Extract, from the listing that follows, each line containing the word "image".
==================================================
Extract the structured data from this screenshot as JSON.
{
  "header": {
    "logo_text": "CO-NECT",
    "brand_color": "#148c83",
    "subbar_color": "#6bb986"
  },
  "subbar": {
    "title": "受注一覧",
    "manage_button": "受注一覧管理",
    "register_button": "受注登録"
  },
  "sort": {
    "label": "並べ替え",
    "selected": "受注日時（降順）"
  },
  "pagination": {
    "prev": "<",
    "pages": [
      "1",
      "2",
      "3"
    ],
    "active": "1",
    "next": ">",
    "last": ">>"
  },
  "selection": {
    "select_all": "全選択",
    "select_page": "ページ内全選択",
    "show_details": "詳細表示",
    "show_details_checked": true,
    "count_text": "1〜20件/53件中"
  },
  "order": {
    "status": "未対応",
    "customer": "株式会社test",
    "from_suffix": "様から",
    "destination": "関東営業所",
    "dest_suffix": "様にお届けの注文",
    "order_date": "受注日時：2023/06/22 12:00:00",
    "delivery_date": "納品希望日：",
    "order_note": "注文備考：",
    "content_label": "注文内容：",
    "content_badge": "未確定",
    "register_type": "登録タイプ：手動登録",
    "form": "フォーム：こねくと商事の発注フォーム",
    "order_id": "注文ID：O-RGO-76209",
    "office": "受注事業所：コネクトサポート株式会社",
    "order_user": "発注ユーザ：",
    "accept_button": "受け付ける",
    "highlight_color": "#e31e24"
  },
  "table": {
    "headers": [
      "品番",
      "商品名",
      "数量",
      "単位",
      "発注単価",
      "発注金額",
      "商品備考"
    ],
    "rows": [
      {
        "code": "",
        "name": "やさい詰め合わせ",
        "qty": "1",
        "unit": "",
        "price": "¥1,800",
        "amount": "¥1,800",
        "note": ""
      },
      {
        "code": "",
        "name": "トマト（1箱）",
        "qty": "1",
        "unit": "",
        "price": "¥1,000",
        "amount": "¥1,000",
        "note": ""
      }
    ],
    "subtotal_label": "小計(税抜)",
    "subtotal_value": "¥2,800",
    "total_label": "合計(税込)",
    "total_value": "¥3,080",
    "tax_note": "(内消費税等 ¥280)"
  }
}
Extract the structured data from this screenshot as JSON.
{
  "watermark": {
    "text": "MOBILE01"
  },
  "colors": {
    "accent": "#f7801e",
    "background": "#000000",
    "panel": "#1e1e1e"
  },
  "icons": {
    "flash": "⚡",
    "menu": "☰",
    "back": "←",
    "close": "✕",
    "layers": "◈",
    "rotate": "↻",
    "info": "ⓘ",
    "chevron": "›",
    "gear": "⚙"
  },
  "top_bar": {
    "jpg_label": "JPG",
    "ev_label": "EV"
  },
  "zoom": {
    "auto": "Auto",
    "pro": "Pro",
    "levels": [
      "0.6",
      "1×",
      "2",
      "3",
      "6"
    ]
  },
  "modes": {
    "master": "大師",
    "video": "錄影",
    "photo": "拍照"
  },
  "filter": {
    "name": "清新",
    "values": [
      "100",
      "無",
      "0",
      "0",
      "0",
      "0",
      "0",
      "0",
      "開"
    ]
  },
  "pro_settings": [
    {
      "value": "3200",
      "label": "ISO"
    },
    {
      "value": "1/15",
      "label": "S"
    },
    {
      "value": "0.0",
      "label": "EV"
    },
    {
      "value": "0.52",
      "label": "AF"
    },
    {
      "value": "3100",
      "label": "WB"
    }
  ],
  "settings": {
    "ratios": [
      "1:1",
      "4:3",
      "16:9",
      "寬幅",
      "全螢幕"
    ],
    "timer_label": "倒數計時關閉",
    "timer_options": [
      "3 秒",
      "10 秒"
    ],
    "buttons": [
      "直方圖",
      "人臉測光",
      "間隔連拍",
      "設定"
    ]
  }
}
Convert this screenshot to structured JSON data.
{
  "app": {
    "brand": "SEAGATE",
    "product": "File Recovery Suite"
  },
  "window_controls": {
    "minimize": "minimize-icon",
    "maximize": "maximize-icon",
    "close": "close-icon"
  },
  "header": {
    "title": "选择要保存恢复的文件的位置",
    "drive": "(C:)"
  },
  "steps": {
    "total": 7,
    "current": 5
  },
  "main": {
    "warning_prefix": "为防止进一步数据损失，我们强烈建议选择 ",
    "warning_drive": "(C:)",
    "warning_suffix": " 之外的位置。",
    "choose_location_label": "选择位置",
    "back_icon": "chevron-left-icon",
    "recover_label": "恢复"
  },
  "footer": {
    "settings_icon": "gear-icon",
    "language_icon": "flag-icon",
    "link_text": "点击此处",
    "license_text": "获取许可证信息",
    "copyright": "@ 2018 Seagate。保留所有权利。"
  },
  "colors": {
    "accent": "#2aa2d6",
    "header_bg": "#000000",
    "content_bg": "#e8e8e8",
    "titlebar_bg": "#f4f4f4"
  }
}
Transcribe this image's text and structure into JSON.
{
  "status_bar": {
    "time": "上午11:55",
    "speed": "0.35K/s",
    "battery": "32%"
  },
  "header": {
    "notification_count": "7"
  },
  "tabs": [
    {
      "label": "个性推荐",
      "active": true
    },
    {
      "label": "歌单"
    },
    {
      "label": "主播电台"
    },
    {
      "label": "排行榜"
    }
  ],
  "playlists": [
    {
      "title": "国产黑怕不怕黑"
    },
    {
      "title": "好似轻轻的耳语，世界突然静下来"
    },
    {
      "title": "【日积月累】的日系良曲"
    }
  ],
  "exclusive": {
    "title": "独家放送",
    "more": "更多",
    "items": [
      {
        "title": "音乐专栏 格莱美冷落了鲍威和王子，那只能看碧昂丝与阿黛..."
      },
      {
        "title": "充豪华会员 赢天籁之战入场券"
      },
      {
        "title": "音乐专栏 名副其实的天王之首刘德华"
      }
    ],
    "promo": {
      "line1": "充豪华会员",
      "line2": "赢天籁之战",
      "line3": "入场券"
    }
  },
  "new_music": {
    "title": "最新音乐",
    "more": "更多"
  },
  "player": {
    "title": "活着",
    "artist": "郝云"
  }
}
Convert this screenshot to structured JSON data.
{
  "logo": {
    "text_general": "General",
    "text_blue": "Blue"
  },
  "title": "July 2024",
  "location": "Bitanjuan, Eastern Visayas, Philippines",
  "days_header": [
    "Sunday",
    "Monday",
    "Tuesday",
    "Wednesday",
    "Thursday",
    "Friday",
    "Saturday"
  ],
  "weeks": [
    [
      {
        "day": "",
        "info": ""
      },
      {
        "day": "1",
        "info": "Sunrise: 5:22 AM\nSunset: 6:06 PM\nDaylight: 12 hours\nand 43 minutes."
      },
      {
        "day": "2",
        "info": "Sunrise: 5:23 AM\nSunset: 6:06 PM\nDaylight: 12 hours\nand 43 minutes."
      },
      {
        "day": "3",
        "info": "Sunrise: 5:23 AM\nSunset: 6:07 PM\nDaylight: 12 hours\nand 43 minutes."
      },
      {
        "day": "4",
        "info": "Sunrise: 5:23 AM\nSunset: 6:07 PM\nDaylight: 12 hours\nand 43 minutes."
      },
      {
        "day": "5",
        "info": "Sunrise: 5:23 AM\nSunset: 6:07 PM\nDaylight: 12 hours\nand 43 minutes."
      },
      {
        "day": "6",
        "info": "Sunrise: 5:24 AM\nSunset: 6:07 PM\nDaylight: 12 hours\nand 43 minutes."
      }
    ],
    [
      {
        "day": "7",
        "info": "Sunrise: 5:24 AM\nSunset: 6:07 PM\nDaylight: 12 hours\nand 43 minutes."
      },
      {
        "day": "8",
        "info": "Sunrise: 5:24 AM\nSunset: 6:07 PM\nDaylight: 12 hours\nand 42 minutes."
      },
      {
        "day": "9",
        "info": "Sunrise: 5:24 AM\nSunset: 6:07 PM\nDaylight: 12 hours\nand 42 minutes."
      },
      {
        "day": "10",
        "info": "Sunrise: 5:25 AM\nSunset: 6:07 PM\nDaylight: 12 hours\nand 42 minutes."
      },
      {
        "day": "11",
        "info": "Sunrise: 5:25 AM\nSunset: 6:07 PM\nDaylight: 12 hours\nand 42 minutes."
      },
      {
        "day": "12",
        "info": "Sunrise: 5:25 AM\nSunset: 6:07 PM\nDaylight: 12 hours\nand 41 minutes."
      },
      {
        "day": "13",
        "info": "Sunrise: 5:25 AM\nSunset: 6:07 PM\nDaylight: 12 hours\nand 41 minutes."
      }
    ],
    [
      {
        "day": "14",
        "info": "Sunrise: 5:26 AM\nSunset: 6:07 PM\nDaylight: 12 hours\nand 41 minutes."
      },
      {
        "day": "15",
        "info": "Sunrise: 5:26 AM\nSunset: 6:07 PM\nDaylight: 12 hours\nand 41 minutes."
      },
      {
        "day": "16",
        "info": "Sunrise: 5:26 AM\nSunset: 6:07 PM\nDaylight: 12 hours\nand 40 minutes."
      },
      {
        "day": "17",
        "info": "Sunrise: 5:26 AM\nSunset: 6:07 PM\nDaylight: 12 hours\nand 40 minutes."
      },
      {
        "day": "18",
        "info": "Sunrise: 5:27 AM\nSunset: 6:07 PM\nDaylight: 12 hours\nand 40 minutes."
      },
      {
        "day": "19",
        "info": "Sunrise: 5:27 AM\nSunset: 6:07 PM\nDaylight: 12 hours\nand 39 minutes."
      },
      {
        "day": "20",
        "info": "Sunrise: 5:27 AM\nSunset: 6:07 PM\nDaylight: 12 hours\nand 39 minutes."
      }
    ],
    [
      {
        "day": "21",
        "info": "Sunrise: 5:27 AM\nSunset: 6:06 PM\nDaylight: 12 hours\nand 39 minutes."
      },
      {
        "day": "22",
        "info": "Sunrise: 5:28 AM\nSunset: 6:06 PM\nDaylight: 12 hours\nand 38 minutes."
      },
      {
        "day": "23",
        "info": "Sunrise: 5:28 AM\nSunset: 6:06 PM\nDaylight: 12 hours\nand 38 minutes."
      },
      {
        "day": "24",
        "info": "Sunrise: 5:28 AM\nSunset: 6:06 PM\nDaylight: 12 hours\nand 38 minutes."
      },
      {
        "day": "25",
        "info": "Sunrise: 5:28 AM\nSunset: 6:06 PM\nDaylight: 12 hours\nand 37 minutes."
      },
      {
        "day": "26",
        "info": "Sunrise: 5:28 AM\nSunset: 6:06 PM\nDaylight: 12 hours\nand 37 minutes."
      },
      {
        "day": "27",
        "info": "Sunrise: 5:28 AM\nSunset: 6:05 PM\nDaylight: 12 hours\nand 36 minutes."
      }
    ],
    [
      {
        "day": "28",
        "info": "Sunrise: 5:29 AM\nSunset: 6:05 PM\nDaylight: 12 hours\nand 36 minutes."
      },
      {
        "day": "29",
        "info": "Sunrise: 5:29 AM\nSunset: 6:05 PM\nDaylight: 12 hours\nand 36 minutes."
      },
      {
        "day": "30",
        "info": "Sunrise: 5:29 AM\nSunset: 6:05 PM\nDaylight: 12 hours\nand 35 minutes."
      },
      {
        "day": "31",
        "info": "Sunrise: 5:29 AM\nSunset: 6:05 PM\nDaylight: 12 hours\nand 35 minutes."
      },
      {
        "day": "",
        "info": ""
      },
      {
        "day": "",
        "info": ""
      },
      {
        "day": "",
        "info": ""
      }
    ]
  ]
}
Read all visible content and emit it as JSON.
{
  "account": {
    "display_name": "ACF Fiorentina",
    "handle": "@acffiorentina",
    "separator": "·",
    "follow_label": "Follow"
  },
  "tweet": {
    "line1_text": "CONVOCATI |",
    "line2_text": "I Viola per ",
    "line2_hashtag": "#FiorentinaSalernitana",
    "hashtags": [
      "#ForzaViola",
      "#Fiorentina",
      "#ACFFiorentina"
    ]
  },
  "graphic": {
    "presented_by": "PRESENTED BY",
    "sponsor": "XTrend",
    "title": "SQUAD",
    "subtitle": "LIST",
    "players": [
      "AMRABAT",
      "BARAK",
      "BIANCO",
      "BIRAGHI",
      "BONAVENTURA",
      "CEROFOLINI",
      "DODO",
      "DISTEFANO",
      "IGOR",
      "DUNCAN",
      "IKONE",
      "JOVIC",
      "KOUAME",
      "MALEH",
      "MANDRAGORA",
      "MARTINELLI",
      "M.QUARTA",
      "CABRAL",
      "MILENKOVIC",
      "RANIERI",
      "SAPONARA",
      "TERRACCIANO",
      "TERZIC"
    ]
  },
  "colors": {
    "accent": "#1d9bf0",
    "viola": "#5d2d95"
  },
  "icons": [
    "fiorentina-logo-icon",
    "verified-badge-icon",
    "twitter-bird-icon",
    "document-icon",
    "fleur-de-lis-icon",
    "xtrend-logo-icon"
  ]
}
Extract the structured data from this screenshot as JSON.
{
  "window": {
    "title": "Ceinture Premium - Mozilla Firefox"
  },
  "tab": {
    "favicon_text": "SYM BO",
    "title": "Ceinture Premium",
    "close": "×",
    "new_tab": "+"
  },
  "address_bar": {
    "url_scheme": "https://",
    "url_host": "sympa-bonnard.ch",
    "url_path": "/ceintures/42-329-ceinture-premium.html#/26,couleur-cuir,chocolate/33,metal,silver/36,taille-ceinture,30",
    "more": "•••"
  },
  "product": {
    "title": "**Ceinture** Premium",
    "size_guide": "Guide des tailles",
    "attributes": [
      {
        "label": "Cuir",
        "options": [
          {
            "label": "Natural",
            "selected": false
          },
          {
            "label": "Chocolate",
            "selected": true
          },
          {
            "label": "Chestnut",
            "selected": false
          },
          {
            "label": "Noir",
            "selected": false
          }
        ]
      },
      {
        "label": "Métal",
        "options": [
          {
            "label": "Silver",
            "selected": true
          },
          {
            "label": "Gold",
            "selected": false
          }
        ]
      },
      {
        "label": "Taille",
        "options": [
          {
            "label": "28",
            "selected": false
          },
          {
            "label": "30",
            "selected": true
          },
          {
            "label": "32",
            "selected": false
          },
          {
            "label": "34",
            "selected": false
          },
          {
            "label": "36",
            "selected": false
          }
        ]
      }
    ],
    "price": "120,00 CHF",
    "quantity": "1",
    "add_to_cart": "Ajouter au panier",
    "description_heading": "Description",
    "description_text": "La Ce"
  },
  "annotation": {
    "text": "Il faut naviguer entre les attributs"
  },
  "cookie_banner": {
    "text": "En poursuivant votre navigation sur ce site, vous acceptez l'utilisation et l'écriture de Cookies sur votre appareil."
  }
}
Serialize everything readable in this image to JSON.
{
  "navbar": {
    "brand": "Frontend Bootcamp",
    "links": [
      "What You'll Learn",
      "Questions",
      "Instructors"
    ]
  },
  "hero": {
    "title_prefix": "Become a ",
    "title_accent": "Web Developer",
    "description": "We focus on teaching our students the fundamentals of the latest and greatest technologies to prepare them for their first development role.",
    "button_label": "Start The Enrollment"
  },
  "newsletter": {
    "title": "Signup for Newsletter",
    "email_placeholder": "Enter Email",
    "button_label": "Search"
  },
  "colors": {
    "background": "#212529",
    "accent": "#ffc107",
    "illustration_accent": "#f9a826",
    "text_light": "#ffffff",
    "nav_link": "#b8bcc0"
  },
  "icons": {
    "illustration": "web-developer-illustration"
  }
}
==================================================
#### [Reply to the task]
Transcribe this image's text and structure into JSON.
Serialize everything readable in this image to JSON.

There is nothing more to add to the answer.